In addition to the array of activities scheduled for the five-day festival, there are also the satellite events such as the Commonwealth Writers’ Conversation, the Bocas Prize ceremony, and the much-anticipated First Citizens National Poetry Slam Final. The Poetry Slam brings the Bocas Lit Fest activities to an end with T&T’s poets competing for top honours.

Another of its satellite events, now in its fourth edition, is Backchat – a night of readings bringing together writers from across the Caribbean whose works focus exclusively on LGBT issues. Backchat is an example of the developing socio-cultural landscape of Trinidad and Tobago. It has gained in significance after the historic 2018 ruling which declared Sections 13 & 16 of the Sexual Offences Act unconstitutional.

As our nation’s literature increasingly reflects the legal developments relating to LGBT rights, now more than ever is a platform necessary for the voicing of LGBT concerns. The Bocas Lit Fest has provided that platform.

Through a variety of activities the festival provides more than a celebration of writers and their readers. It is a meeting ground for a communal appreciation of national literacy. Intellectual or casual reader, young or old, seasoned or budding writer, the Bocas Lit Fest has something to offer everyone.

— Jarrel De Matas is a teacher who has a master’s degree in literature


Ministerial accountability requires that the Minister of National Security explain the case of Jael James, the 21-year-old Trinidadian woman who has been stuck in St Vincent since last year March and is desperately trying to get home amid the eruption of La Soufriere volcano.

Stung by the high voter turnout that was able to trump Trump, some Southern states of the USA under the political control of Republicans are taking steps to restrict the ease with which voters can vote before Election Day, as well as the use of absentee ballots and of drop boxes into which ballots may be placed.

I wish Prime Minister Dr Keith Rowley a full recovery. I condemn any celebration of his contracting Covid-19 or wish for his demise. I hope we recognise the dehumanising effect of the primitive politics we practise on both sides in Trinidad and Tobago.

THERE must be an ultra-secret super-Lotto somewhere in the universe, where only the super-wealthy and governments-by-vaps play for super-stakes—you know, jackpots paid in gazillions, in currencies-of-choice, and in cash, s’il vous plait. Really, there must be.

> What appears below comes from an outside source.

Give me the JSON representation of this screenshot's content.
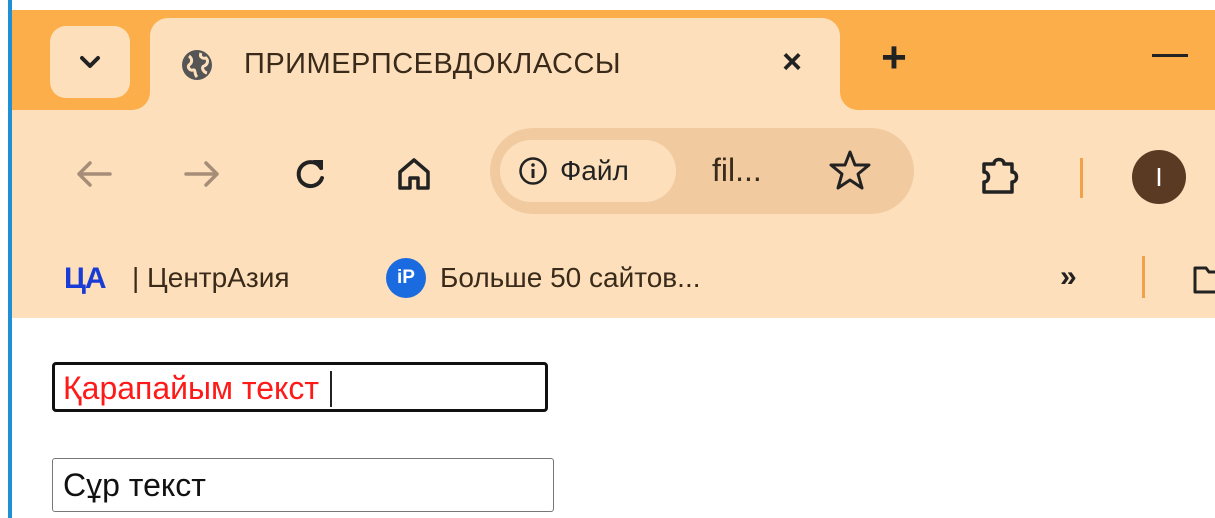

The National Youth League of the People’s National Movement (PNM) notes, like the rest of the national community, the abysmal display of vindictiveness and immaturity portrayed by the parliamentary membership of the United National Congress (UNC), led by Mrs Kamla Persad-­Bis­sessar.

I LEFT Trinidad and Toba­go on March 16, 2020, a few days before the borders were closed to citizens and visitors alike. I was on the verge of depart­ing for a ten-day visit to India, at the invitation of the Indian government as a part of its Academic Visitors Programme for distinguished scholars.